Details of funding opportunities, including grants, bursaries, loans, scholarships and benefit information are available on our financial assistance page.
If you are an employee of the University of Oxford and have a valid University staff card you may be eligible to receive a 10% discount on the full stand-alone fee. To take advantage of this offer please submit a scan/photocopy of your staff card along with your application. Your card should be valid for a further six months after attending the course.
Dr Jeremy Howick
Dr Jeremy Howick is a Senior Researcher, Nuffield Department of Primary Care Health Sciences and the NSPCR Non-Clinical Research Fellow.
Dr Andrew Papanikitas
Module CoordinatorDr Andrew Papanikitas is an NIHR Academic Clinical Lecturer in General Practice and teaches on the Ethics for Bioscience module.

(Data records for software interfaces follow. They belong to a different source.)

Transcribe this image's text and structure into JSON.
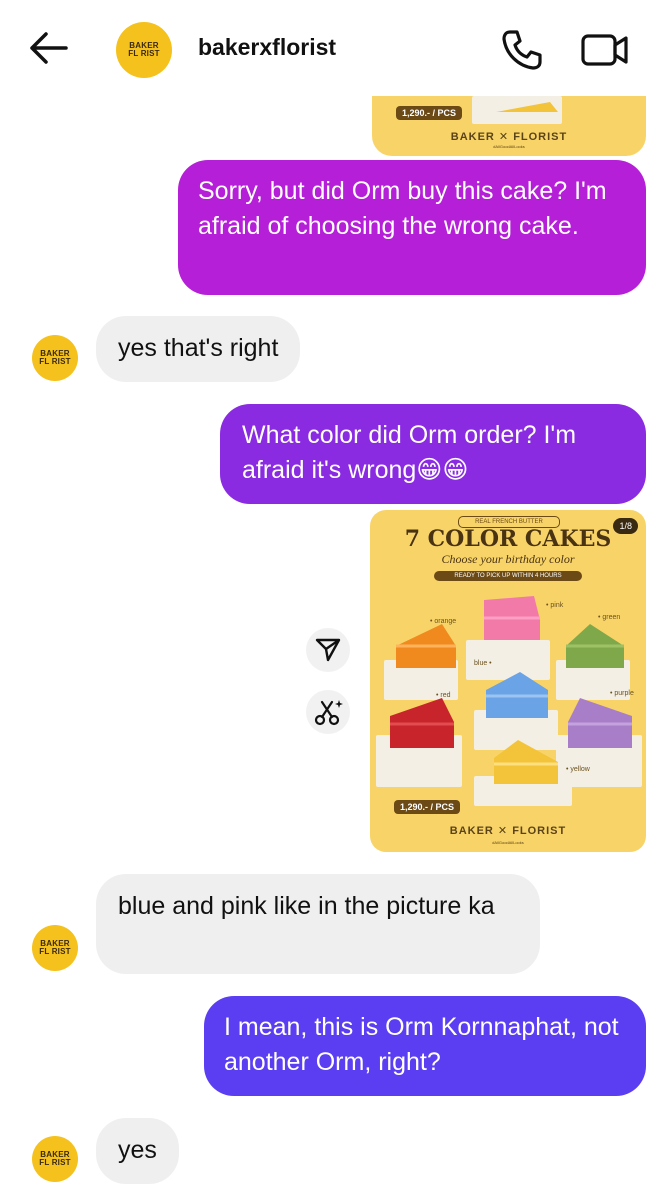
{
  "header": {
    "username": "bakerxflorist",
    "back_icon": "back-arrow-icon",
    "call_icon": "phone-icon",
    "video_icon": "video-camera-icon"
  },
  "logo": {
    "line1": "BAKER",
    "line2": "FL RIST"
  },
  "poster_top": {
    "price": "1,290.- / PCS",
    "brand": "BAKER ✕ FLORIST",
    "tagline": "#AllGoodAllLooks"
  },
  "messages": {
    "m1": "Sorry, but did Orm buy this cake? I'm afraid of choosing the wrong cake.",
    "m2": "yes that's right",
    "m3": "What color did Orm order? I'm afraid it's wrong😁😁",
    "m4": "blue and pink like in the picture ka",
    "m5": "I mean, this is Orm Kornnaphat, not another Orm, right?",
    "m6": "yes"
  },
  "poster_main": {
    "kicker": "REAL FRENCH BUTTER",
    "title": "7 COLOR CAKES",
    "subtitle": "Choose your birthday color",
    "badge": "READY TO PICK UP WITHIN 4 HOURS",
    "counter": "1/8",
    "price": "1,290.- / PCS",
    "brand": "BAKER ✕ FLORIST",
    "tagline": "#AllGoodAllLooks",
    "labels": {
      "orange": "• orange",
      "pink": "• pink",
      "green": "• green",
      "blue": "blue •",
      "red": "• red",
      "purple": "• purple",
      "yellow": "• yellow"
    }
  },
  "colors": {
    "bubble_pink": "#b61fd8",
    "bubble_purple": "#8a2be2",
    "bubble_indigo": "#5b3ef2",
    "bubble_in": "#efefef",
    "poster_bg": "#f8d468",
    "logo_bg": "#f5c11c"
  },
  "actions": {
    "share_icon": "share-send-icon",
    "remix_icon": "sparkle-scissors-icon"
  }
}
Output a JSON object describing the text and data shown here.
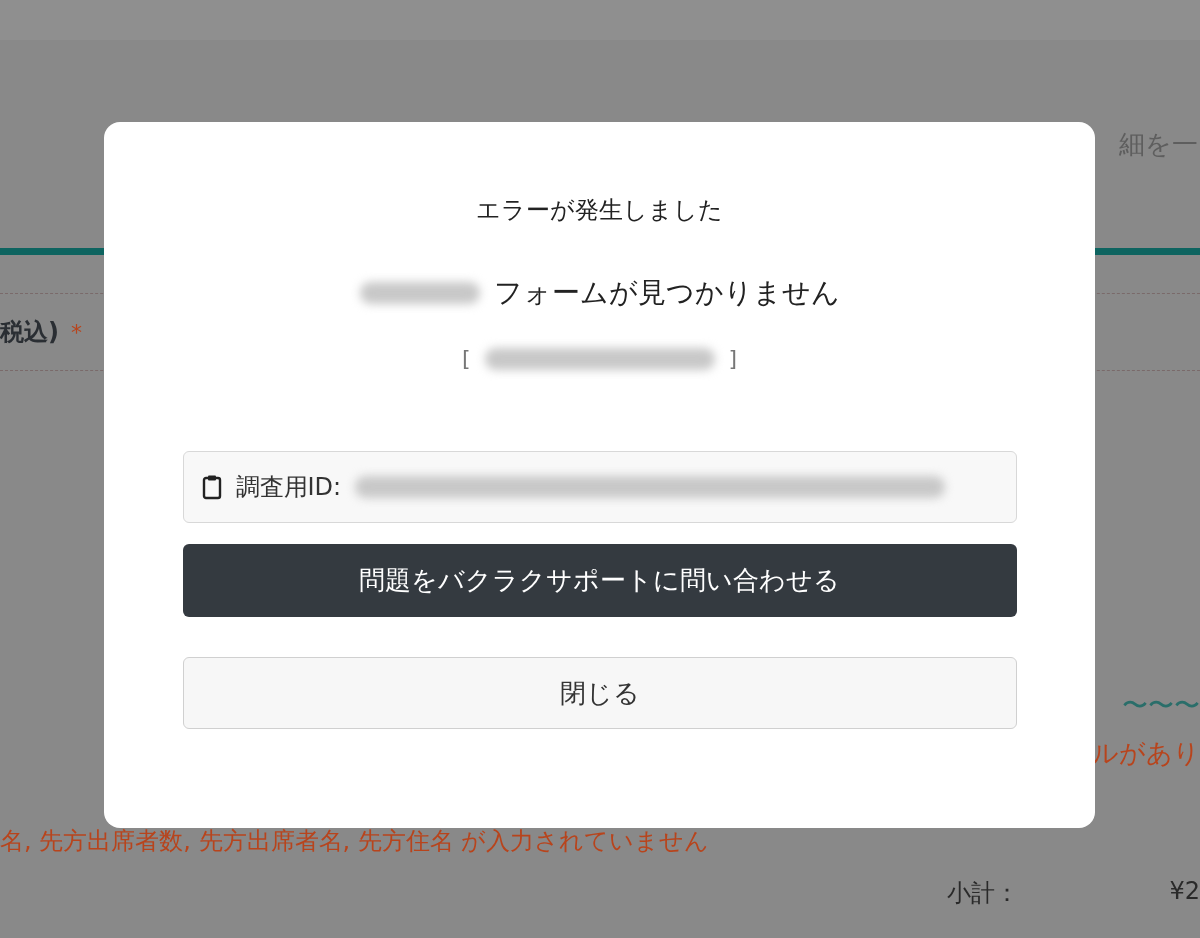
{
  "background": {
    "header_text": "細を一",
    "field_label": "税込)",
    "required_mark": "*",
    "wave_text": "〜〜〜",
    "notice_text": "ルがあり",
    "error_text": "名, 先方出席者数, 先方出席者名, 先方住名 が入力されていません",
    "subtotal_label": "小計：",
    "subtotal_value": "¥2"
  },
  "dialog": {
    "title": "エラーが発生しました",
    "message": "フォームが見つかりません",
    "bracket_open": "[",
    "bracket_close": "]",
    "id_label": "調査用ID:",
    "contact_button": "問題をバクラクサポートに問い合わせる",
    "close_button": "閉じる"
  }
}
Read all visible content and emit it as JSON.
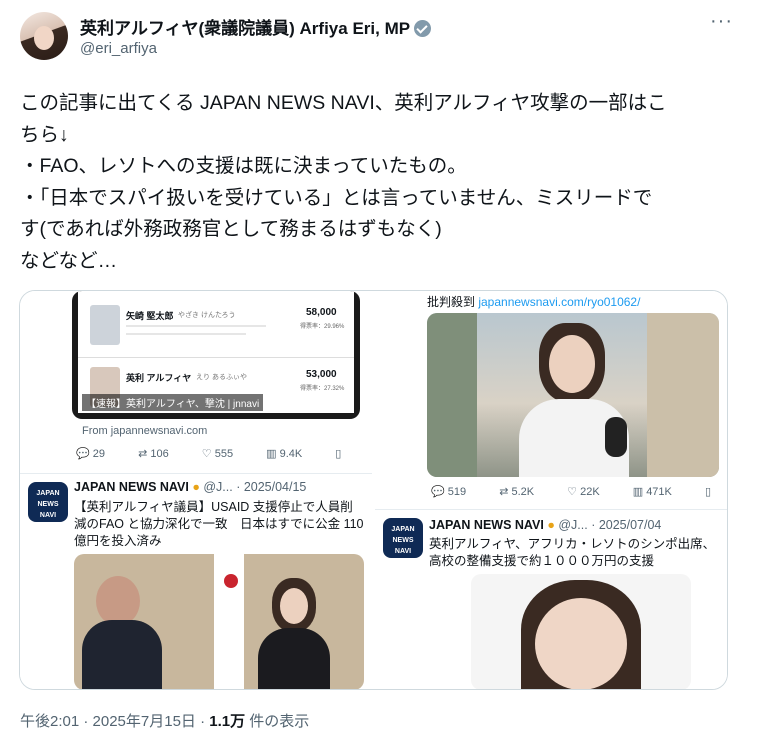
{
  "tweet": {
    "display_name": "英利アルフィヤ(衆議院議員) Arfiya Eri, MP",
    "handle": "@eri_arfiya",
    "more": "···",
    "text": "この記事に出てくる JAPAN NEWS NAVI、英利アルフィヤ攻撃の一部はこ\nちら↓\n・FAO、レソトへの支援は既に決まっていたもの。\n・「日本でスパイ扱いを受けている」とは言っていません、ミスリードで\nす(であれば外務政務官として務まるはずもなく)\nなどなど…",
    "time": "午後2:01 · 2025年7月15日 · ",
    "views_count": "1.1万",
    "views_label": " 件の表示"
  },
  "media": {
    "top_left": {
      "candidate1_name": "矢崎 堅太郎",
      "candidate1_kana": "やざき けんたろう",
      "candidate1_votes": "58,000",
      "candidate1_pct": "得票率：29.96%",
      "candidate2_name": "英利 アルフィヤ",
      "candidate2_kana": "えり あるふぃや",
      "candidate2_votes": "53,000",
      "candidate2_pct": "得票率：27.32%",
      "overlay": "【速報】英利アルフィヤ、撃沈 | jnnavi",
      "from": "From japannewsnavi.com",
      "stats": {
        "replies": "29",
        "retweets": "106",
        "likes": "555",
        "views": "9.4K"
      }
    },
    "top_right": {
      "caption_prefix": "批判殺到 ",
      "caption_link": "japannewsnavi.com/ryo01062/",
      "stats": {
        "replies": "519",
        "retweets": "5.2K",
        "likes": "22K",
        "views": "471K"
      }
    },
    "bottom_left": {
      "account": "JAPAN NEWS NAVI",
      "meta": "@J... · 2025/04/15",
      "text": "【英利アルフィヤ議員】USAID 支援停止で人員削減のFAO と協力深化で一致　日本はすでに公金 110 億円を投入済み",
      "logo": "JAPAN\nNEWS\nNAVI"
    },
    "bottom_right": {
      "account": "JAPAN NEWS NAVI",
      "meta": "@J... · 2025/07/04",
      "text": "英利アルフィヤ、アフリカ・レソトのシンポ出席、高校の整備支援で約１０００万円の支援",
      "logo": "JAPAN\nNEWS\nNAVI"
    }
  },
  "colors": {
    "accent": "#1d9bf0",
    "muted": "#536471",
    "text": "#0f1419",
    "verified": "#829aab",
    "border": "#cfd9de"
  }
}
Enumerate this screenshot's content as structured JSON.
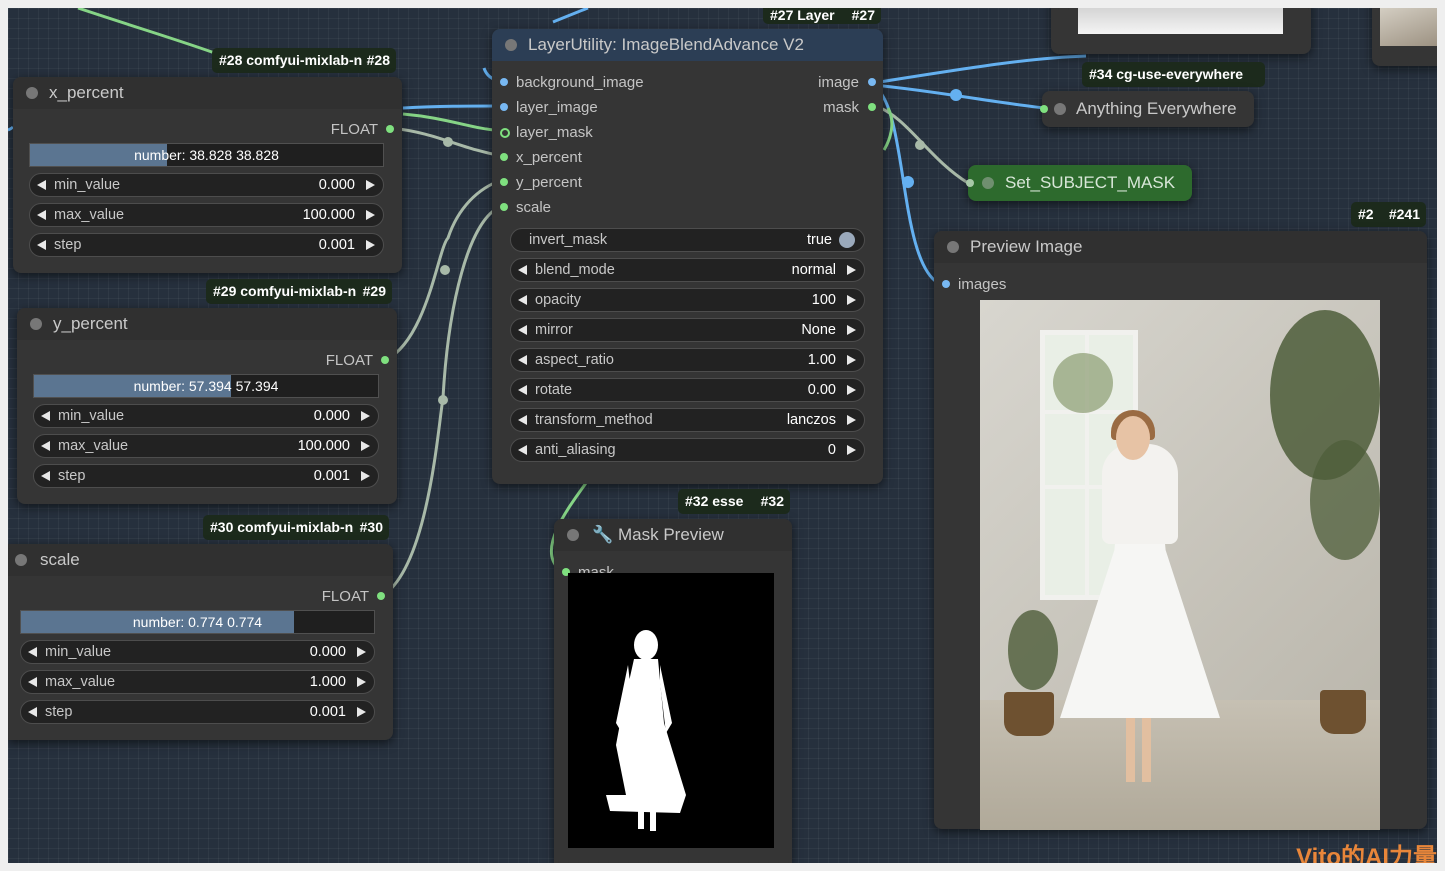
{
  "nodes": {
    "x_percent": {
      "badge": "#28 comfyui-mixlab-n",
      "badge_id": "#28",
      "title": "x_percent",
      "output": "FLOAT",
      "number_text": "number: 38.828  38.828",
      "number_value": 38.828,
      "widgets": [
        {
          "label": "min_value",
          "value": "0.000"
        },
        {
          "label": "max_value",
          "value": "100.000"
        },
        {
          "label": "step",
          "value": "0.001"
        }
      ]
    },
    "y_percent": {
      "badge": "#29 comfyui-mixlab-n",
      "badge_id": "#29",
      "title": "y_percent",
      "output": "FLOAT",
      "number_text": "number: 57.394  57.394",
      "number_value": 57.394,
      "widgets": [
        {
          "label": "min_value",
          "value": "0.000"
        },
        {
          "label": "max_value",
          "value": "100.000"
        },
        {
          "label": "step",
          "value": "0.001"
        }
      ]
    },
    "scale": {
      "badge": "#30 comfyui-mixlab-n",
      "badge_id": "#30",
      "title": "scale",
      "output": "FLOAT",
      "number_text": "number: 0.774  0.774",
      "number_value": 0.774,
      "widgets": [
        {
          "label": "min_value",
          "value": "0.000"
        },
        {
          "label": "max_value",
          "value": "1.000"
        },
        {
          "label": "step",
          "value": "0.001"
        }
      ]
    },
    "blend": {
      "badge": "#27 Layer",
      "badge_id": "#27",
      "title": "LayerUtility: ImageBlendAdvance V2",
      "inputs": [
        "background_image",
        "layer_image",
        "layer_mask",
        "x_percent",
        "y_percent",
        "scale"
      ],
      "outputs": [
        "image",
        "mask"
      ],
      "invert_mask": {
        "label": "invert_mask",
        "value": "true"
      },
      "widgets": [
        {
          "label": "blend_mode",
          "value": "normal"
        },
        {
          "label": "opacity",
          "value": "100"
        },
        {
          "label": "mirror",
          "value": "None"
        },
        {
          "label": "aspect_ratio",
          "value": "1.00"
        },
        {
          "label": "rotate",
          "value": "0.00"
        },
        {
          "label": "transform_method",
          "value": "lanczos"
        },
        {
          "label": "anti_aliasing",
          "value": "0"
        }
      ]
    },
    "anything": {
      "badge": "#34 cg-use-everywhere",
      "title": "Anything Everywhere"
    },
    "set_mask": {
      "title": "Set_SUBJECT_MASK"
    },
    "preview": {
      "badge": "#2",
      "badge_id": "#241",
      "title": "Preview Image",
      "input": "images"
    },
    "mask_preview": {
      "badge": "#32 esse",
      "badge_id": "#32",
      "title": "Mask Preview",
      "input": "mask"
    }
  },
  "watermark": "Vito的AI力量",
  "colors": {
    "canvas": "#26303d",
    "node": "#353535",
    "slider_fill": "#5b7591",
    "set_node": "#2d6a2d",
    "link_float": "#a8b9a8",
    "link_image": "#64b0f0",
    "watermark": "#e8863a"
  }
}
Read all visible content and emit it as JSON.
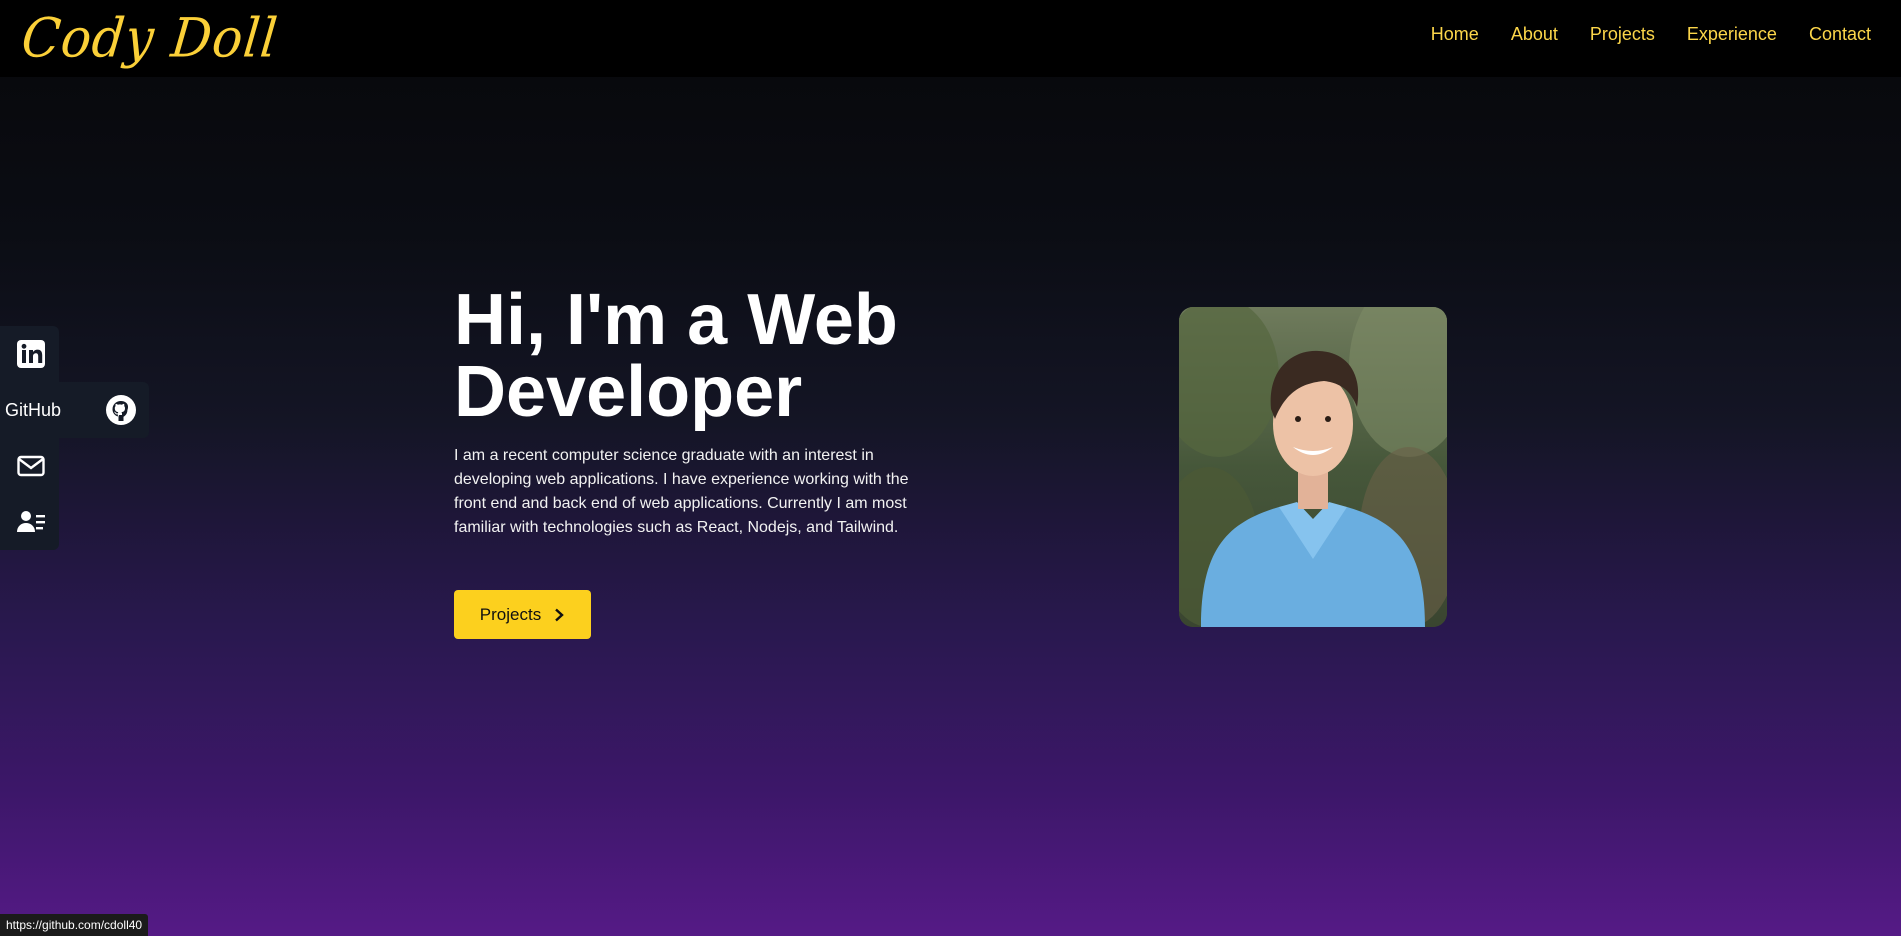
{
  "brand": {
    "logo_text": "Cody Doll",
    "accent": "#fcd01e"
  },
  "nav": {
    "items": [
      "Home",
      "About",
      "Projects",
      "Experience",
      "Contact"
    ]
  },
  "social": {
    "linkedin": {
      "icon": "linkedin-icon"
    },
    "github": {
      "label": "GitHub",
      "icon": "github-icon"
    },
    "email": {
      "icon": "mail-icon"
    },
    "resume": {
      "icon": "resume-icon"
    }
  },
  "hero": {
    "title_line1": "Hi, I'm a Web",
    "title_line2": "Developer",
    "description": "I am a recent computer science graduate with an interest in developing web applications. I have experience working with the front end and back end of web applications. Currently I am most familiar with technologies such as React, Nodejs, and Tailwind.",
    "cta_label": "Projects"
  },
  "status_bar": {
    "url": "https://github.com/cdoll40"
  }
}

This course will help participants to:
- reflect on, and engage with, some key ethical issues thrown up by biological science and technology that have implications for clinical practice and clinical research
- consider the social and ethical implications of increases in life span, cloning, genetic modification, genetic differences in race and gender, clinical trials in the developing world, eugenics, private markets in organs for transplant and the ownership of human tissue
The University of Oxford Department for Continuing Education offers Credit Accumulation and Transfer Scheme (CATS) points for the course. Participants who successfully complete the assessment methods are eligible to earn credit equivalent to 20 CATS-equivalent points which may be counted towards a postgraduate qualification.
Applicants registering as "Attendance Only" are not eligible to undertake the academic assignment offered to students on award-bearing programmes of study and will not have access to the University library resources, other than those provided by the Department for Continuing Education. Applicants cannot receive CAT (Credit Accumulation and Transfer Scheme) points or equivalence. Credit cannot be attributed retrospectively. CAT accreditation is required if you wish for the module to count towards a further qualification in the future.
A Certificate of Completion is issued at the end of the course.
"Attendance Only" applicants who subsequently wish to register for academic credit and complete the assignment are required to submit additional information, which must be received one calendar month in advance of the module start date. Please contact us for more information.
Please contact email@example.com if you have any questions.
We strongly recommend that you download and save files before completing to ensure that all your changes are saved.
This course requires you to complete the application form and the additional information form below, and submit them alongside a copy of your CV. If you are applying to take this course for academic credit you will also need to complete section two of the reference form and forward it to your referee for completion. Please note that if you are not applying to take the course for academic credit then you do not need to submit a reference.
Please ensure you read the guidance notes before completing the application form, as any errors resulting from failure to do so may delay your application.
Terms and conditions
Terms and conditions for applicants and students on this course
Sources of funding
Information on financial support